The copy must match the data word for word and contain no pictures.

------------------------------------------------

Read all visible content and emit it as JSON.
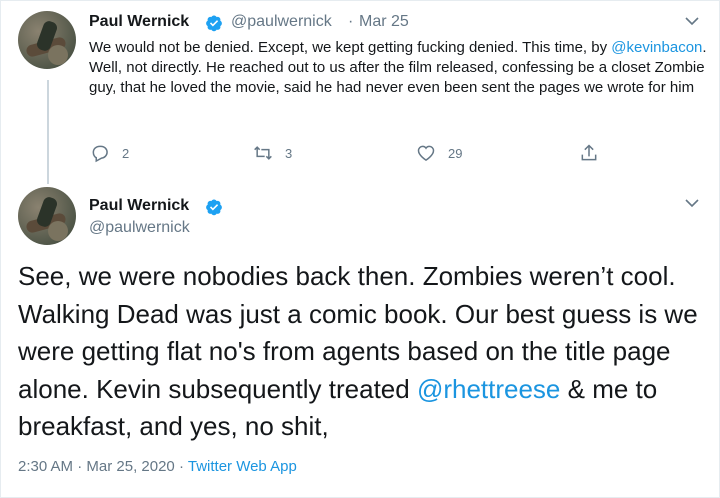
{
  "tweet1": {
    "author_name": "Paul Wernick",
    "handle": "@paulwernick",
    "separator": "·",
    "date": "Mar 25",
    "text_before": "We would not be denied.  Except, we kept getting fucking denied.  This time, by ",
    "mention": "@kevinbacon",
    "text_after": ".  Well, not directly.  He reached out to us after the film released, confessing be a closet Zombie guy, that he loved the movie, said he had never even been sent the pages we wrote for him",
    "replies": "2",
    "retweets": "3",
    "likes": "29"
  },
  "tweet2": {
    "author_name": "Paul Wernick",
    "handle": "@paulwernick",
    "text_before": "See, we were nobodies back then.  Zombies weren’t cool. Walking Dead was just a comic book.  Our best guess is we were getting flat no's from agents based on the title page alone.  Kevin subsequently treated ",
    "mention": "@rhettreese",
    "text_after": " & me to breakfast, and yes, no shit,",
    "time": "2:30 AM",
    "separator": "·",
    "date": "Mar 25, 2020",
    "source": "Twitter Web App"
  },
  "icons": {
    "verified": "verified-badge-icon",
    "caret": "chevron-down-icon",
    "reply": "reply-icon",
    "retweet": "retweet-icon",
    "like": "heart-icon",
    "share": "share-icon"
  },
  "colors": {
    "link": "#1b95e0",
    "verified": "#1da1f2",
    "secondary_text": "#657786",
    "thread_line": "#ccd6dd"
  }
}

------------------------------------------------

RESPONSE TO THIS EXERCISE
Read all visible content and emit it as JSON.
{
  "tweet1": {
    "author_name": "Paul Wernick",
    "handle": "@paulwernick",
    "separator": "·",
    "date": "Mar 25",
    "text_before": "We would not be denied.  Except, we kept getting fucking denied.  This time, by ",
    "mention": "@kevinbacon",
    "text_after": ".  Well, not directly.  He reached out to us after the film released, confessing be a closet Zombie guy, that he loved the movie, said he had never even been sent the pages we wrote for him",
    "replies": "2",
    "retweets": "3",
    "likes": "29"
  },
  "tweet2": {
    "author_name": "Paul Wernick",
    "handle": "@paulwernick",
    "text_before": "See, we were nobodies back then.  Zombies weren’t cool. Walking Dead was just a comic book.  Our best guess is we were getting flat no's from agents based on the title page alone.  Kevin subsequently treated ",
    "mention": "@rhettreese",
    "text_after": " & me to breakfast, and yes, no shit,",
    "time": "2:30 AM",
    "separator": "·",
    "date": "Mar 25, 2020",
    "source": "Twitter Web App"
  },
  "icons": {
    "verified": "verified-badge-icon",
    "caret": "chevron-down-icon",
    "reply": "reply-icon",
    "retweet": "retweet-icon",
    "like": "heart-icon",
    "share": "share-icon"
  },
  "colors": {
    "link": "#1b95e0",
    "verified": "#1da1f2",
    "secondary_text": "#657786",
    "thread_line": "#ccd6dd"
  }
}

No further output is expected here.